ENTRIES SUPPLIED.

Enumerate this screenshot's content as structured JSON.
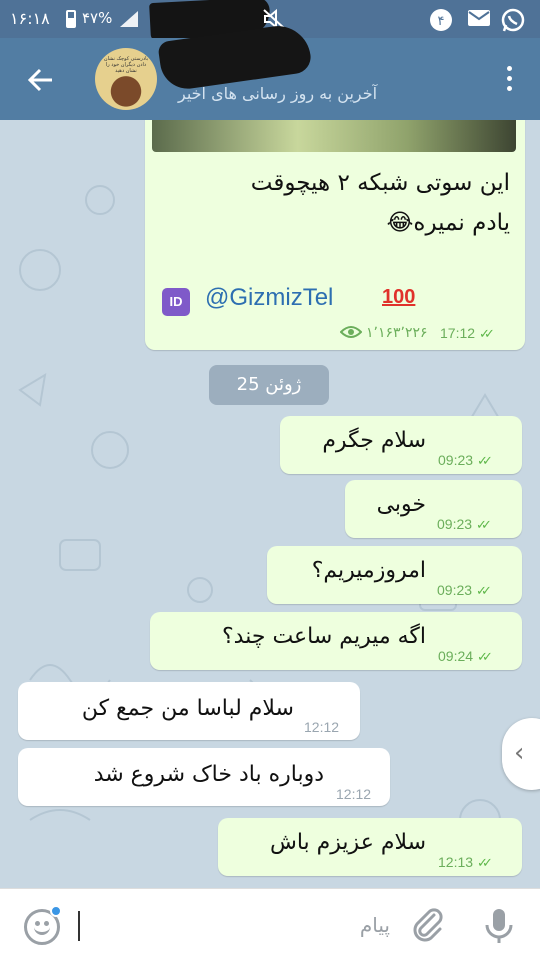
{
  "status_bar": {
    "time": "۱۶:۱۸",
    "battery": "۴۷%"
  },
  "header": {
    "status": "آخرین به روز رسانی های اخیر",
    "avatar_text": "بادرستی کوچک نشان دادن دیگران خود را نشان دهید"
  },
  "messages_top": {
    "text_line1": "این سوتی شبکه ۲ هیچوقت",
    "text_line2": "یادم نمیره😂",
    "id_icon": "🆔",
    "link": "@GizmizTel",
    "hundred": "💯",
    "views": "۱٬۱۶۳٬۲۲۶",
    "time": "17:12"
  },
  "date_chip": "ژوئن 25",
  "messages": [
    {
      "side": "out",
      "text": "سلام جگرم",
      "time": "09:23"
    },
    {
      "side": "out",
      "text": "خوبی",
      "time": "09:23"
    },
    {
      "side": "out",
      "text": "امروزمیریم؟",
      "time": "09:23"
    },
    {
      "side": "out",
      "text": "اگه میریم ساعت چند؟",
      "time": "09:24"
    },
    {
      "side": "in",
      "text": "سلام لباسا من جمع کن",
      "time": "12:12"
    },
    {
      "side": "in",
      "text": "دوباره باد خاک شروع شد",
      "time": "12:12"
    },
    {
      "side": "out",
      "text": "سلام عزیزم باش",
      "time": "12:13"
    }
  ],
  "input": {
    "placeholder": "پیام"
  },
  "colors": {
    "header": "#527da3",
    "status_bar": "#4f7297",
    "outgoing_bubble": "#eeffde",
    "incoming_bubble": "#ffffff",
    "chat_background": "#c8d7e2",
    "link": "#2d6fb1"
  },
  "icons": {
    "back": "arrow-left-icon",
    "menu": "more-vertical-icon",
    "emoji": "smile-icon",
    "attach": "paperclip-icon",
    "mic": "microphone-icon",
    "scroll": "chevron-left-icon",
    "views": "eye-icon"
  }
}
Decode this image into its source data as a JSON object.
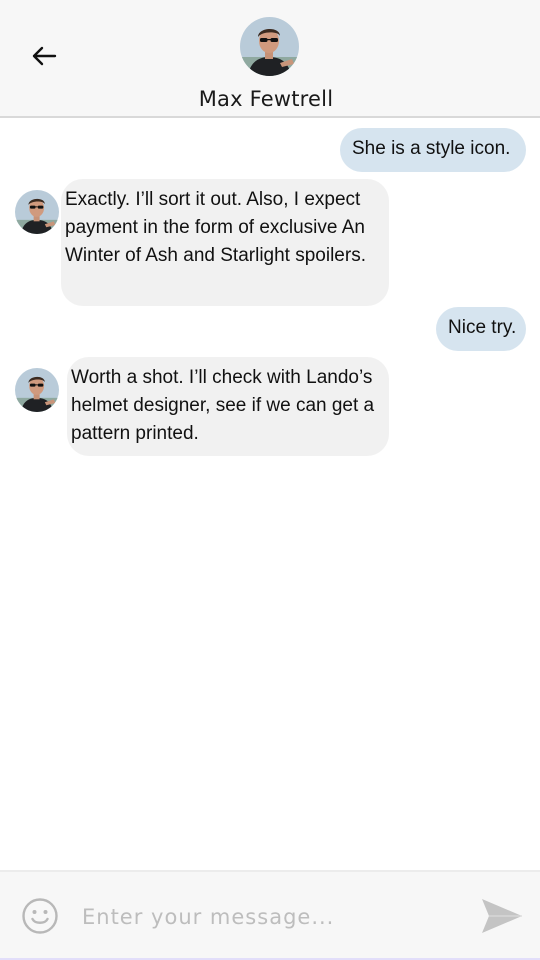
{
  "header": {
    "contact_name": "Max Fewtrell"
  },
  "messages": [
    {
      "direction": "outgoing",
      "text": "She is a style icon."
    },
    {
      "direction": "incoming",
      "text": "Exactly. I’ll sort it out. Also, I expect payment in the form of exclusive An Winter of Ash and Starlight spoilers."
    },
    {
      "direction": "outgoing",
      "text": "Nice try."
    },
    {
      "direction": "incoming",
      "text": "Worth a shot. I’ll check with Lando’s helmet designer, see if we can get a pattern printed."
    }
  ],
  "composer": {
    "placeholder": "Enter your message..."
  },
  "icons": {
    "back": "arrow-left-icon",
    "emoji": "smiley-face-icon",
    "send": "paper-plane-icon"
  },
  "colors": {
    "outgoing_bubble": "#d6e4ef",
    "incoming_bubble": "#f1f1f1",
    "header_background": "#f7f7f7"
  }
}
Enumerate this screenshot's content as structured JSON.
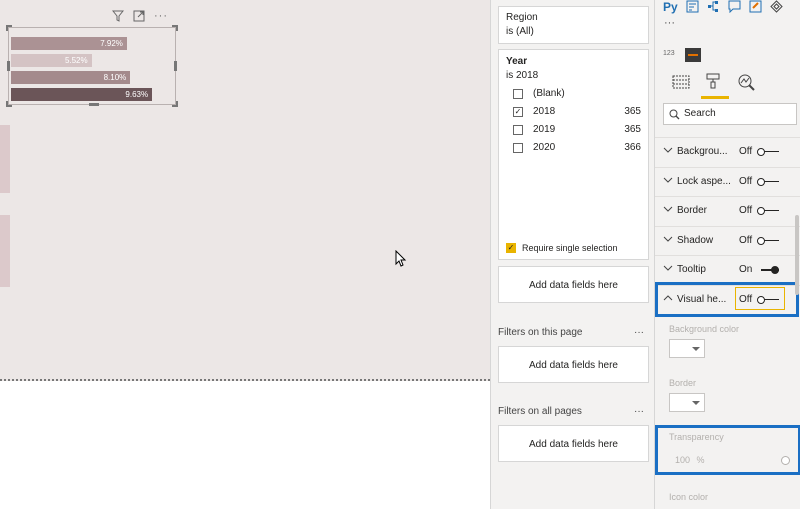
{
  "visual": {
    "bars": [
      {
        "label": "7.92%",
        "fraction": 0.69,
        "color": "#ab9294"
      },
      {
        "label": "5.52%",
        "fraction": 0.48,
        "color": "#d4c3c4"
      },
      {
        "label": "8.10%",
        "fraction": 0.71,
        "color": "#a48a8c"
      },
      {
        "label": "9.63%",
        "fraction": 0.84,
        "color": "#6b5558"
      }
    ]
  },
  "filters": {
    "region": {
      "title": "Region",
      "value": "is (All)"
    },
    "year": {
      "title": "Year",
      "value": "is 2018",
      "options": [
        {
          "label": "(Blank)",
          "count": "",
          "checked": false
        },
        {
          "label": "2018",
          "count": "365",
          "checked": true
        },
        {
          "label": "2019",
          "count": "365",
          "checked": false
        },
        {
          "label": "2020",
          "count": "366",
          "checked": false
        }
      ],
      "require_single": "Require single selection"
    },
    "add_fields_visual": "Add data fields here",
    "page_section": "Filters on this page",
    "add_fields_page": "Add data fields here",
    "all_section": "Filters on all pages",
    "add_fields_all": "Add data fields here",
    "more": "···"
  },
  "format": {
    "py_label": "Py",
    "more": "···",
    "search_placeholder": "Search",
    "badge_123": "123",
    "rows": [
      {
        "name": "Backgrou...",
        "state": "Off",
        "on": false
      },
      {
        "name": "Lock aspe...",
        "state": "Off",
        "on": false
      },
      {
        "name": "Border",
        "state": "Off",
        "on": false
      },
      {
        "name": "Shadow",
        "state": "Off",
        "on": false
      },
      {
        "name": "Tooltip",
        "state": "On",
        "on": true
      },
      {
        "name": "Visual he...",
        "state": "Off",
        "on": false
      }
    ],
    "bg_color_label": "Background color",
    "border_label": "Border",
    "transparency_label": "Transparency",
    "transparency_value": "100",
    "transparency_unit": "%",
    "icon_color_label": "Icon color",
    "accent": "#1a6fc4"
  }
}
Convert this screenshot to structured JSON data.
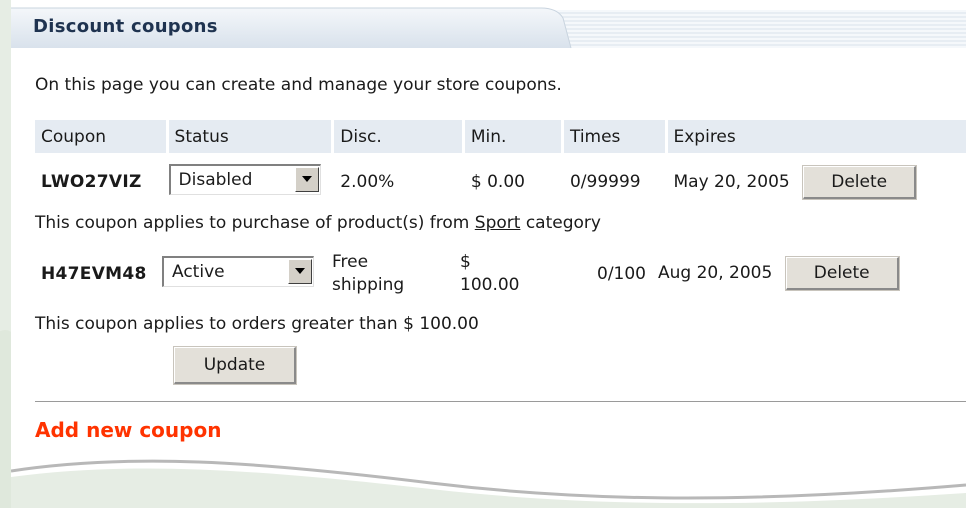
{
  "header": {
    "title": "Discount coupons"
  },
  "intro": "On this page you can create and manage your store coupons.",
  "table": {
    "columns": [
      "Coupon",
      "Status",
      "Disc.",
      "Min.",
      "Times",
      "Expires"
    ],
    "rows": [
      {
        "code": "LWO27VIZ",
        "status": "Disabled",
        "discount": "2.00%",
        "min": "$ 0.00",
        "times": "0/99999",
        "expires": "May 20, 2005",
        "delete_label": "Delete",
        "note_prefix": "This coupon applies to purchase of product(s) from ",
        "note_link": "Sport",
        "note_suffix": " category"
      },
      {
        "code": "H47EVM48",
        "status": "Active",
        "discount_line1": "Free",
        "discount_line2": "shipping",
        "min_line1": "$",
        "min_line2": "100.00",
        "times": "0/100",
        "expires": "Aug 20, 2005",
        "delete_label": "Delete",
        "note": "This coupon applies to orders greater than $ 100.00"
      }
    ]
  },
  "update_label": "Update",
  "add_new_label": "Add new coupon",
  "colors": {
    "accent": "#ff3300",
    "header_text": "#1f3350",
    "table_header_bg": "#e5ebf2"
  }
}
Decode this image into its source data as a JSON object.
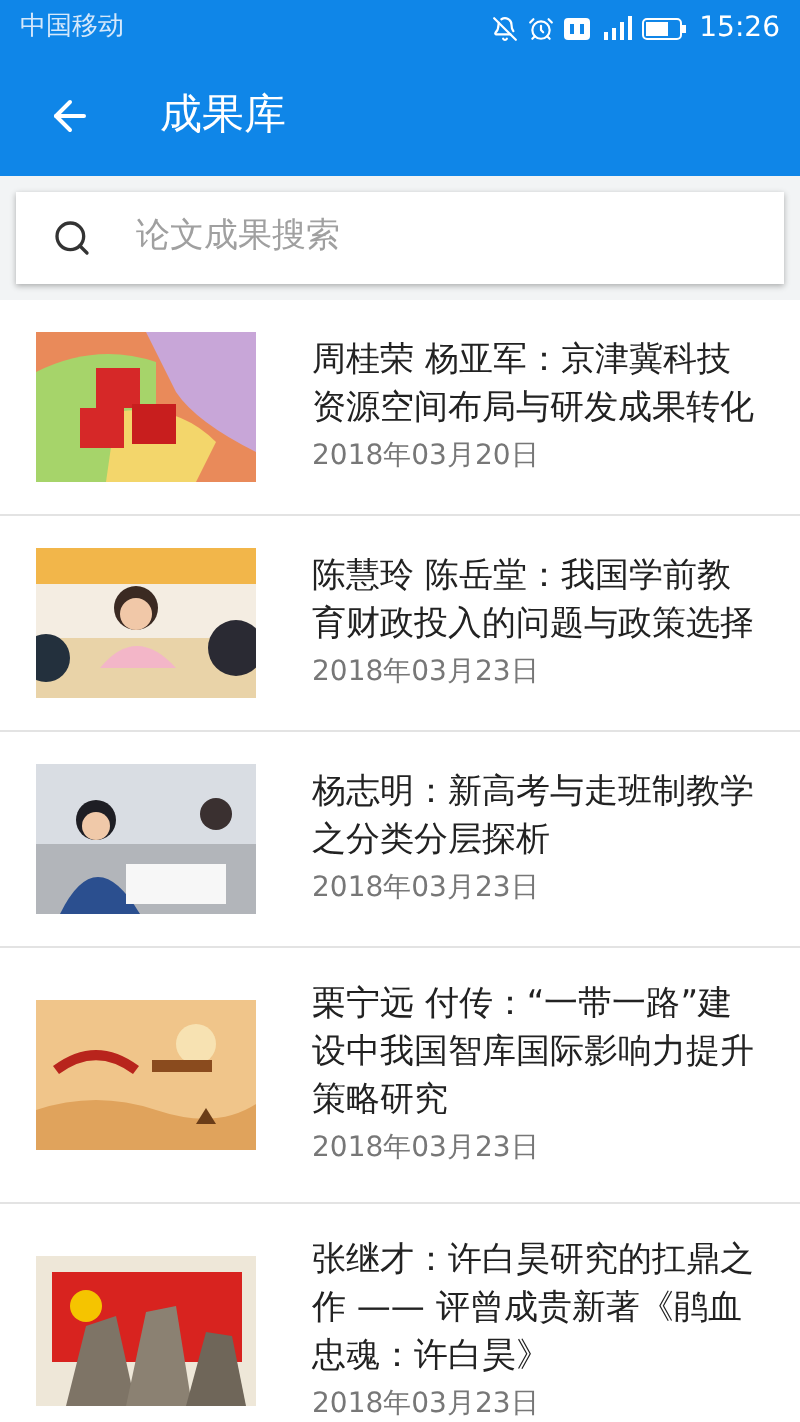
{
  "status_bar": {
    "carrier": "中国移动",
    "time": "15:26"
  },
  "toolbar": {
    "title": "成果库"
  },
  "search": {
    "placeholder": "论文成果搜索"
  },
  "items": [
    {
      "title": "周桂荣 杨亚军：京津冀科技资源空间布局与研发成果转化",
      "date": "2018年03月20日"
    },
    {
      "title": "陈慧玲 陈岳堂：我国学前教育财政投入的问题与政策选择",
      "date": "2018年03月23日"
    },
    {
      "title": "杨志明：新高考与走班制教学之分类分层探析",
      "date": "2018年03月23日"
    },
    {
      "title": "栗宁远 付传：“一带一路”建设中我国智库国际影响力提升策略研究",
      "date": "2018年03月23日"
    },
    {
      "title": "张继才：许白昊研究的扛鼎之作 —— 评曾成贵新著《鹃血忠魂：许白昊》",
      "date": "2018年03月23日"
    }
  ]
}
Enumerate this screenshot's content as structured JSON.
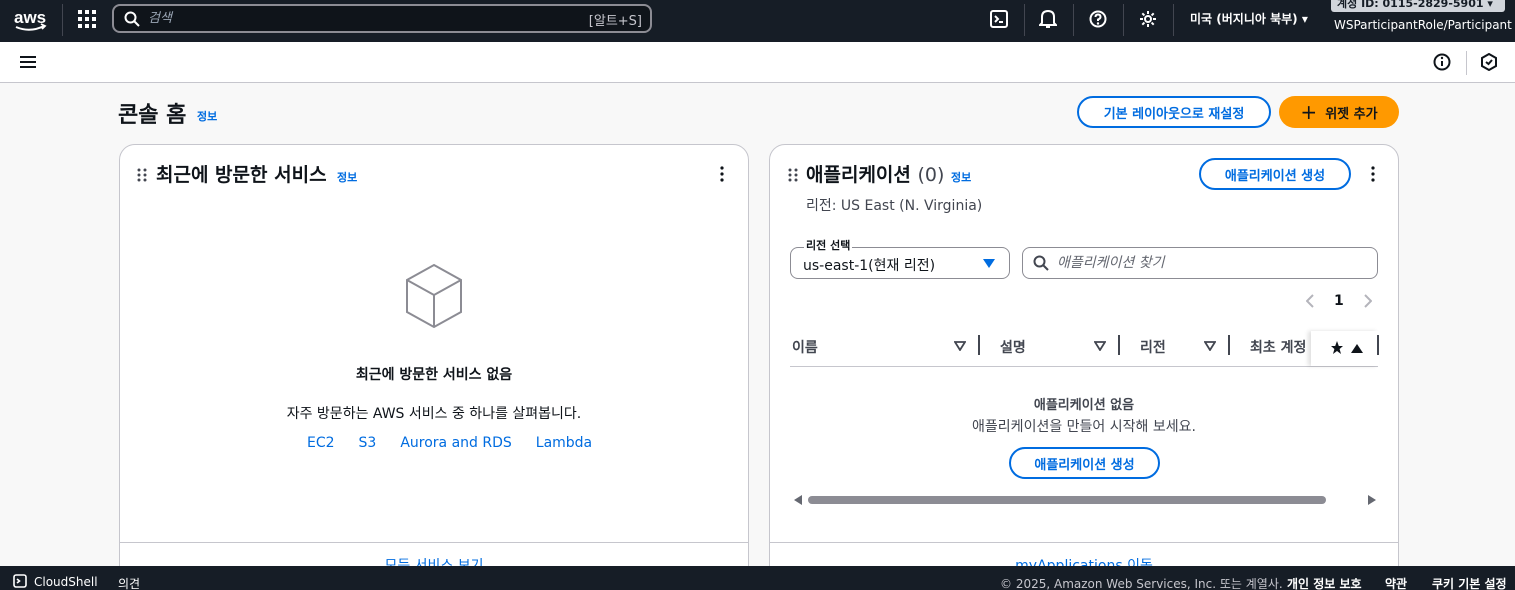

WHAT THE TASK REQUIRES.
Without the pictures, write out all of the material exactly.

YOUR RESPONSE.
Enumerate this screenshot's content as structured JSON.
{
  "status_bar": {
    "time": "۱۶:۱۸",
    "battery": "۴۷%"
  },
  "header": {
    "status": "آخرین به روز رسانی های اخیر",
    "avatar_text": "بادرستی کوچک نشان دادن دیگران خود را نشان دهید"
  },
  "messages_top": {
    "text_line1": "این سوتی شبکه ۲ هیچوقت",
    "text_line2": "یادم نمیره😂",
    "id_icon": "🆔",
    "link": "@GizmizTel",
    "hundred": "💯",
    "views": "۱٬۱۶۳٬۲۲۶",
    "time": "17:12"
  },
  "date_chip": "ژوئن 25",
  "messages": [
    {
      "side": "out",
      "text": "سلام جگرم",
      "time": "09:23"
    },
    {
      "side": "out",
      "text": "خوبی",
      "time": "09:23"
    },
    {
      "side": "out",
      "text": "امروزمیریم؟",
      "time": "09:23"
    },
    {
      "side": "out",
      "text": "اگه میریم ساعت چند؟",
      "time": "09:24"
    },
    {
      "side": "in",
      "text": "سلام لباسا من جمع کن",
      "time": "12:12"
    },
    {
      "side": "in",
      "text": "دوباره باد خاک شروع شد",
      "time": "12:12"
    },
    {
      "side": "out",
      "text": "سلام عزیزم باش",
      "time": "12:13"
    }
  ],
  "input": {
    "placeholder": "پیام"
  },
  "colors": {
    "header": "#527da3",
    "status_bar": "#4f7297",
    "outgoing_bubble": "#eeffde",
    "incoming_bubble": "#ffffff",
    "chat_background": "#c8d7e2",
    "link": "#2d6fb1"
  },
  "icons": {
    "back": "arrow-left-icon",
    "menu": "more-vertical-icon",
    "emoji": "smile-icon",
    "attach": "paperclip-icon",
    "mic": "microphone-icon",
    "scroll": "chevron-left-icon",
    "views": "eye-icon"
  }
}
Decode this image into its source data as a JSON object.
{
  "header": {
    "contact_name": "Max Fewtrell"
  },
  "messages": [
    {
      "direction": "outgoing",
      "text": "She is a style icon."
    },
    {
      "direction": "incoming",
      "text": "Exactly. I’ll sort it out. Also, I expect payment in the form of exclusive An Winter of Ash and Starlight spoilers."
    },
    {
      "direction": "outgoing",
      "text": "Nice try."
    },
    {
      "direction": "incoming",
      "text": "Worth a shot. I’ll check with Lando’s helmet designer, see if we can get a pattern printed."
    }
  ],
  "composer": {
    "placeholder": "Enter your message..."
  },
  "icons": {
    "back": "arrow-left-icon",
    "emoji": "smiley-face-icon",
    "send": "paper-plane-icon"
  },
  "colors": {
    "outgoing_bubble": "#d6e4ef",
    "incoming_bubble": "#f1f1f1",
    "header_background": "#f7f7f7"
  }
}
Enumerate this screenshot's content as structured JSON.
{
  "visual": {
    "bars": [
      {
        "label": "7.92%",
        "fraction": 0.69,
        "color": "#ab9294"
      },
      {
        "label": "5.52%",
        "fraction": 0.48,
        "color": "#d4c3c4"
      },
      {
        "label": "8.10%",
        "fraction": 0.71,
        "color": "#a48a8c"
      },
      {
        "label": "9.63%",
        "fraction": 0.84,
        "color": "#6b5558"
      }
    ]
  },
  "filters": {
    "region": {
      "title": "Region",
      "value": "is (All)"
    },
    "year": {
      "title": "Year",
      "value": "is 2018",
      "options": [
        {
          "label": "(Blank)",
          "count": "",
          "checked": false
        },
        {
          "label": "2018",
          "count": "365",
          "checked": true
        },
        {
          "label": "2019",
          "count": "365",
          "checked": false
        },
        {
          "label": "2020",
          "count": "366",
          "checked": false
        }
      ],
      "require_single": "Require single selection"
    },
    "add_fields_visual": "Add data fields here",
    "page_section": "Filters on this page",
    "add_fields_page": "Add data fields here",
    "all_section": "Filters on all pages",
    "add_fields_all": "Add data fields here",
    "more": "···"
  },
  "format": {
    "py_label": "Py",
    "more": "···",
    "search_placeholder": "Search",
    "badge_123": "123",
    "rows": [
      {
        "name": "Backgrou...",
        "state": "Off",
        "on": false
      },
      {
        "name": "Lock aspe...",
        "state": "Off",
        "on": false
      },
      {
        "name": "Border",
        "state": "Off",
        "on": false
      },
      {
        "name": "Shadow",
        "state": "Off",
        "on": false
      },
      {
        "name": "Tooltip",
        "state": "On",
        "on": true
      },
      {
        "name": "Visual he...",
        "state": "Off",
        "on": false
      }
    ],
    "bg_color_label": "Background color",
    "border_label": "Border",
    "transparency_label": "Transparency",
    "transparency_value": "100",
    "transparency_unit": "%",
    "icon_color_label": "Icon color",
    "accent": "#1a6fc4"
  }
}
Convert this screenshot to structured JSON data.
{
  "header": {
    "title": "Discount coupons"
  },
  "intro": "On this page you can create and manage your store coupons.",
  "table": {
    "columns": [
      "Coupon",
      "Status",
      "Disc.",
      "Min.",
      "Times",
      "Expires"
    ],
    "rows": [
      {
        "code": "LWO27VIZ",
        "status": "Disabled",
        "discount": "2.00%",
        "min": "$ 0.00",
        "times": "0/99999",
        "expires": "May 20, 2005",
        "delete_label": "Delete",
        "note_prefix": "This coupon applies to purchase of product(s) from ",
        "note_link": "Sport",
        "note_suffix": " category"
      },
      {
        "code": "H47EVM48",
        "status": "Active",
        "discount_line1": "Free",
        "discount_line2": "shipping",
        "min_line1": "$",
        "min_line2": "100.00",
        "times": "0/100",
        "expires": "Aug 20, 2005",
        "delete_label": "Delete",
        "note": "This coupon applies to orders greater than $ 100.00"
      }
    ]
  },
  "update_label": "Update",
  "add_new_label": "Add new coupon",
  "colors": {
    "accent": "#ff3300",
    "header_text": "#1f3350",
    "table_header_bg": "#e5ebf2"
  }
}
Decode this image into its source data as a JSON object.
{
  "status_bar": {
    "carrier": "中国移动",
    "time": "15:26"
  },
  "toolbar": {
    "title": "成果库"
  },
  "search": {
    "placeholder": "论文成果搜索"
  },
  "items": [
    {
      "title": "周桂荣 杨亚军：京津冀科技资源空间布局与研发成果转化",
      "date": "2018年03月20日"
    },
    {
      "title": "陈慧玲 陈岳堂：我国学前教育财政投入的问题与政策选择",
      "date": "2018年03月23日"
    },
    {
      "title": "杨志明：新高考与走班制教学之分类分层探析",
      "date": "2018年03月23日"
    },
    {
      "title": "栗宁远 付传：“一带一路”建设中我国智库国际影响力提升策略研究",
      "date": "2018年03月23日"
    },
    {
      "title": "张继才：许白昊研究的扛鼎之作 —— 评曾成贵新著《鹃血忠魂：许白昊》",
      "date": "2018年03月23日"
    }
  ]
}
Enumerate this screenshot's content as structured JSON.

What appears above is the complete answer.